Concussions are a form of mild head injury that, although most often resolving quickly, require immediate recognition of symptoms and careful management. According to a self-reported study in Pediatrics, most pediatric and emergency room physicians feel inadequately trained to perform important neurocognitive testing to assess the degree of head injury in children. Pediatricians were most likely to refer a child with possible concussion to a sports medicine specialist, a neurologist or neuropsychologist. Many primary and emergency physicians lack adequate training or tools to systematically diagnose children with mild head injuries.

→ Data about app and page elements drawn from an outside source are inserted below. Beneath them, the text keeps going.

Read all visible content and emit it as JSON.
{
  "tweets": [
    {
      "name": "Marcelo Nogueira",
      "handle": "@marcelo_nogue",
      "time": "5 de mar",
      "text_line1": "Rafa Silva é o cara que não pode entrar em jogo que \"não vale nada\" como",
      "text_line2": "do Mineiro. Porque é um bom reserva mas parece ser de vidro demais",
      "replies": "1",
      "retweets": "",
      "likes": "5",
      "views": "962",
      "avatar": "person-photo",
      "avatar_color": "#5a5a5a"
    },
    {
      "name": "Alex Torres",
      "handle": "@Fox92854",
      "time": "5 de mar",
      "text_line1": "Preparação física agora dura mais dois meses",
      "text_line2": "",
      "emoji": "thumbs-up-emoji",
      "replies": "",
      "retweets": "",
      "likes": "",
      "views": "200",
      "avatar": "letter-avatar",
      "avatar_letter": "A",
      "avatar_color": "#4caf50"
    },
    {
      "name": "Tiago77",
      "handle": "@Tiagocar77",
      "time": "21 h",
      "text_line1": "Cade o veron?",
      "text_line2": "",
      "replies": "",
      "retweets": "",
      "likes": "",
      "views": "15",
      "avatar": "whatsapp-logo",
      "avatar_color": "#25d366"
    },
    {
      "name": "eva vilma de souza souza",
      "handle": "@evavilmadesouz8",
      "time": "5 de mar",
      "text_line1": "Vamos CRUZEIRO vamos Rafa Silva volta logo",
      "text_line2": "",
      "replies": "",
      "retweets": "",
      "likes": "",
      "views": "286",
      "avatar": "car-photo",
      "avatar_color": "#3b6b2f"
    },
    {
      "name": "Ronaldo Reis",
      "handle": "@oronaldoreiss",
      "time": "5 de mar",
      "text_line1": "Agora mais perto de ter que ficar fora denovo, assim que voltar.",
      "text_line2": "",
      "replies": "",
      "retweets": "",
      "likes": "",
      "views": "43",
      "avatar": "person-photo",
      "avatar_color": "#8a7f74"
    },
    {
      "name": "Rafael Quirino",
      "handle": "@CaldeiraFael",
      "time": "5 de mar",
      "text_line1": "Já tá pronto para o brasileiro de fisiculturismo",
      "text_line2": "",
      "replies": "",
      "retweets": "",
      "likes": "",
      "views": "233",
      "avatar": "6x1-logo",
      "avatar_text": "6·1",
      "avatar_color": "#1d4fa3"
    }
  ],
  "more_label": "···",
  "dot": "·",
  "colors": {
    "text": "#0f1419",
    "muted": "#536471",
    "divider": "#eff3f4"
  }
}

Emergency pediatricians generally did not feel it was their role to treat concussions or that they could manage such injuries in an emergency setting. Concussion symptoms that were often not recognized included abnormal eye tracking (17%), difficulty concentrating (11%), vestibular sensitivity (9%), decline in school performance (6%) and sensitivity to light or noise (6%). There are a number of reliable diagnostic tools for physicians to use in assessing mild head injury in both children and adults, such as the Sport Concussion Assessment Tool 2 and the CDC National Center for Injury Prevention and Control website.
Prolonged concussion symptoms can involve physical, cognitive and emotional disability and require diagnosis and management. Children with mild head injury need should be restricted in their school and play activities until such time as the underlying brain injury can heal. Britcher Leone & Roth can help to learn if the failure to diagnosis concussion and/or allowing the resumption of activities prematurely caused permanent brain injury and lifelong disability.